Document Type



Internal Medicine (East Africa)


Background: Institutionalization has shown contradictory effects on the mental health of orphaned and separated children and adolescents (OSCA) in sub-Saharan Africa. There is a paucity of data surrounding the cost-effectiveness of different care environments for improving OSCA's mental health.

Aims of the study: The goal of this analysis was to evaluate the cost-effectiveness of Charitable Children's Institutions (orphanages) compared to family-based settings serving OSCA in East Africa in terms of USD/unit reduction in mental health diagnoses (depression, anxiety, post-traumatic stress disorder, suicidality) and quality-adjusted life-year (QALY) gained.
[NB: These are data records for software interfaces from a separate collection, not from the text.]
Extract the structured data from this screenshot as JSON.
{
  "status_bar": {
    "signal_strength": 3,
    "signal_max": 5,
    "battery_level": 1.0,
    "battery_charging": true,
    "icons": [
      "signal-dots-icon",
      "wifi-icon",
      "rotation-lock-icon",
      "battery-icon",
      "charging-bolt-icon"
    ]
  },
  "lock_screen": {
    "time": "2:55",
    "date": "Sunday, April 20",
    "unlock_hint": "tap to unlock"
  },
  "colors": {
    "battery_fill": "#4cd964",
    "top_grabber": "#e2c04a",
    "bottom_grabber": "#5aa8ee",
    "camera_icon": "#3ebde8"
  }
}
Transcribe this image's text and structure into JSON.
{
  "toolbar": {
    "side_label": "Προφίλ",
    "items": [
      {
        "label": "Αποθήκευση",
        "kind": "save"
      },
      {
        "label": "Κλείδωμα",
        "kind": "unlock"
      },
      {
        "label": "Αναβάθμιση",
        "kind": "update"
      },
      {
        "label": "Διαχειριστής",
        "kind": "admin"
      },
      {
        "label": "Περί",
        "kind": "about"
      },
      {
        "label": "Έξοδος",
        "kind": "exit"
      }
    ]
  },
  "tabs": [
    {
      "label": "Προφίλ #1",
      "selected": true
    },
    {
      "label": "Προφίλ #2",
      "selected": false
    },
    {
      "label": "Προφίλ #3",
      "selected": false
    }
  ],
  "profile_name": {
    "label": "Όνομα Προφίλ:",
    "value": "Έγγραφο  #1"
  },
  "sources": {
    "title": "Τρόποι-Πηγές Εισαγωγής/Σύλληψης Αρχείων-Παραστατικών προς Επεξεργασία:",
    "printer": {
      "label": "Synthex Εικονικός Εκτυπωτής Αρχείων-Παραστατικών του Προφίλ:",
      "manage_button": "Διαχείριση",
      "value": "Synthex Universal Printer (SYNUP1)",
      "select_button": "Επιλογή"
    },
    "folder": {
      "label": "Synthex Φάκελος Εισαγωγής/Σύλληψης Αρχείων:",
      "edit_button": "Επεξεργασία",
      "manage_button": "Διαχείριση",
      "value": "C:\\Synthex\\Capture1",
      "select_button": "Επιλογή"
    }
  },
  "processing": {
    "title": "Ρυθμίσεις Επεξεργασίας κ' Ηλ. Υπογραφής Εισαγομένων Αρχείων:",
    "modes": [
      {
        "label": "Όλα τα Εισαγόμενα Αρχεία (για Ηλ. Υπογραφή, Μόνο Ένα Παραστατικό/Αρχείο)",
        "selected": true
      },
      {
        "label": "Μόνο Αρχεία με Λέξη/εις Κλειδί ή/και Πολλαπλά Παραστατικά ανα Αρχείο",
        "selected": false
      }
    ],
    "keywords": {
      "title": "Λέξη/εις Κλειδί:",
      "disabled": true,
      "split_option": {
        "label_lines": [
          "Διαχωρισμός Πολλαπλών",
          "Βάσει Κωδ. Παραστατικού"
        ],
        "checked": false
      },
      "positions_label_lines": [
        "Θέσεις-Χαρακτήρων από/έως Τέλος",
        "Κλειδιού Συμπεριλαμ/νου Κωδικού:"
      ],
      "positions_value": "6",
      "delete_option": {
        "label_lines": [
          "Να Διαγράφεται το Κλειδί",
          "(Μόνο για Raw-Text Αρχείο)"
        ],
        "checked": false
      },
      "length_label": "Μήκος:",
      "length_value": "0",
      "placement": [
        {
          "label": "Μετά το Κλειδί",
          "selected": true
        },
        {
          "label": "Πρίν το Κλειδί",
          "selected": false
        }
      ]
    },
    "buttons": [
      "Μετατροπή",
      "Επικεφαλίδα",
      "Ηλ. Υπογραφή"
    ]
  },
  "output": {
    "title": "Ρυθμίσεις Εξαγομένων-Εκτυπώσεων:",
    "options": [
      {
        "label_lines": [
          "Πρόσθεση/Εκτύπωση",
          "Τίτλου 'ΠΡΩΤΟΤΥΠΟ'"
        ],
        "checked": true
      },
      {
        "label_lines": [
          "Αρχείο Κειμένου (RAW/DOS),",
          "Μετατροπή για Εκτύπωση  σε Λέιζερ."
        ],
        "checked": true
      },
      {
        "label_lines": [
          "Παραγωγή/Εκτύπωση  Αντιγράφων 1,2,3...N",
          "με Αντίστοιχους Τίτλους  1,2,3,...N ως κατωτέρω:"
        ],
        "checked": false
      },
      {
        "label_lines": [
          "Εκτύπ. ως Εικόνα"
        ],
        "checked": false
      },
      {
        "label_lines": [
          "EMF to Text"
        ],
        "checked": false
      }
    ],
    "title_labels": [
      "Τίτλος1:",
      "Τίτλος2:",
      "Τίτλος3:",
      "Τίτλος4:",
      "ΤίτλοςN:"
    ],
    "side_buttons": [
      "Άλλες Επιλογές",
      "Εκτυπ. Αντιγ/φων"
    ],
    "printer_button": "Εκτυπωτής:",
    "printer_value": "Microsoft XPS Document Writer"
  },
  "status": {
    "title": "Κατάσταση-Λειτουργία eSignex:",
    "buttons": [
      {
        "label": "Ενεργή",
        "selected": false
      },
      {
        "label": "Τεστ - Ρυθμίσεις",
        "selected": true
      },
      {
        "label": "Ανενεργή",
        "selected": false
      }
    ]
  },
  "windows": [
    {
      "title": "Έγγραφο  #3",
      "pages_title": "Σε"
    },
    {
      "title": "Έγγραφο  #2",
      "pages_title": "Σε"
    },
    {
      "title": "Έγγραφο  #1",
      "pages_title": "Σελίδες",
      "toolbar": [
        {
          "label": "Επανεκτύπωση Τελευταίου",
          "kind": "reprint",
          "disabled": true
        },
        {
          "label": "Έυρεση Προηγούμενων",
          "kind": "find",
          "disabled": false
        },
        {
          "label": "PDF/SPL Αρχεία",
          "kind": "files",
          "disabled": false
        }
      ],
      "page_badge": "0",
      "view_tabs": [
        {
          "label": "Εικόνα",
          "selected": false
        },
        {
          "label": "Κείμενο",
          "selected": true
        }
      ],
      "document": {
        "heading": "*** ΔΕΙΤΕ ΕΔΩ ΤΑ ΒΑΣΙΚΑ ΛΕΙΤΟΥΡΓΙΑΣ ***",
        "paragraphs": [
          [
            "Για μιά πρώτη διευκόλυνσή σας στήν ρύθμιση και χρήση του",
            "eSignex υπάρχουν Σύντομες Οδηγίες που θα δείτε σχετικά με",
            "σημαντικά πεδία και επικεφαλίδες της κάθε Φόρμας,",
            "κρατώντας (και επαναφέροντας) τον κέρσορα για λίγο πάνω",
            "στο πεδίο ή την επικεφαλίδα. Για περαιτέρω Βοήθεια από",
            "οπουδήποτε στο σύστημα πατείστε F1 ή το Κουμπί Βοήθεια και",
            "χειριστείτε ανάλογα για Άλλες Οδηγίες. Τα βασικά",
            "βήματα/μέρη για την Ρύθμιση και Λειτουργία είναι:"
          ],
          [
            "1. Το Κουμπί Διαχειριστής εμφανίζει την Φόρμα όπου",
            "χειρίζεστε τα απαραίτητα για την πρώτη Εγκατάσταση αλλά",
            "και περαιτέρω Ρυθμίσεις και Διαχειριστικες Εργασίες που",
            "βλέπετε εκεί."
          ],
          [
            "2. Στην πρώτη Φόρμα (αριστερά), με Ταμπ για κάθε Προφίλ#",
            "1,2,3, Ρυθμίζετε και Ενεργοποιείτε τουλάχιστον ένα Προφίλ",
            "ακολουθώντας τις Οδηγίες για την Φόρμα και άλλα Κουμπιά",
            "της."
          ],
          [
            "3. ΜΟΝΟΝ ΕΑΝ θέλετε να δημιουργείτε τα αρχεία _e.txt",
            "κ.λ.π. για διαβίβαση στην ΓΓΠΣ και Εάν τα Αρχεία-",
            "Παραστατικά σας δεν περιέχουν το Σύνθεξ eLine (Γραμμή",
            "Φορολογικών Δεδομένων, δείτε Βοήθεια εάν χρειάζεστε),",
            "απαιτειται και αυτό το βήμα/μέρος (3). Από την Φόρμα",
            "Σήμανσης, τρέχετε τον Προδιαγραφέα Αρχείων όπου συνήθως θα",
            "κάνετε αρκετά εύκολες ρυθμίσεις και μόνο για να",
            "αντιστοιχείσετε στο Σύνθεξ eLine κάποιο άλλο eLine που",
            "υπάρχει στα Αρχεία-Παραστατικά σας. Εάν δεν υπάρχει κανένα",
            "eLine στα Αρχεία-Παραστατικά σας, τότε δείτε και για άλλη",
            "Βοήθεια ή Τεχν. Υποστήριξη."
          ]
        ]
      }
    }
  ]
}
Methods: This economic analysis was conducted from a societal perspective as part of the Orphaned and Separated Children's Assessments Related to their (OSCAR's) Health and Well-Being Project, a 10-year longitudinal cohort study evaluating the effects of different care environments on OSCA's physical and psychological health in western Kenya. Cost data were ascertained from 9 institutions and 225 family-based settings in the OSCAR cohort via survey assessments, budget reports, and expert interviews. Monthly per-child costs were calculated as the sum of recurrent and capital costs divided by the environment's maximum residential capacity, and cost differences between care environments were estimated using two-part models. Mental health effectiveness outcomes were derived from prior survival regression analyses conducted among the OSCAR cohort. We used Child Depression Inventory Short-Form scores at baseline and follow-up to calculate the number of depression-free days (DFDs) over the follow-up period, and translated DFDs into QALYs using established utility weights. Incremental cost-effectiveness ratios (ICERs) were calculated as the difference in monthly per-child cost divided by the difference in each mental health outcome, comparing institutions to family-based settings. Sampling uncertainty in the ICERs was handled using nonparametric bootstrapping with 1,000 replications. We assumed a willingness-to-pay threshold of three times Kenya's per capita gross domestic product.

Results: Charitable Children's Institutions cost USD 123 more on average than family-based settings in terms of monthly per-child expenditures (p<0.001). Compared to family-based care, institutional care resulted in an ICER of USD 236, USD 280, USD 397, and USD 456 per unit reduction in depression, anxiety, PTSD, and suicidal diagnosis among OSCA, respectively. The incremental cost per additional QALY was USD 4,929 (95% CI: USD 3096 -- USD 6740). The probability of Charitable Children's Institutions being more cost-effective than family-based settings was greater than 90% for willingness-to-pay thresholds above USD 7,000/QALY.

Discussion: Only a subset of institutions in the cohort were willing to provide budgetary information for this assessment, which potentially biased our cost estimates. However, institutions who did not provide budget data likely had lower expenditures than those for whom cost data were collected, leading to more conservative cost estimates. Furthermore, our QALY estimates were based solely on depression-free days such that OSCA in institutions may experience added mental health benefits for no additional costs.

Implications for health policy: Compared to family-based settings, institutions may be more cost-effective for improving mental health outcomes among orphaned and separated children and adolescents. Our findings suggest that policy-makers should prioritize resources to strengthen family-based care but that formal institutions can offer cost-effective, mental health support as a last resort.


The Journal of Mental Health Policy and Economics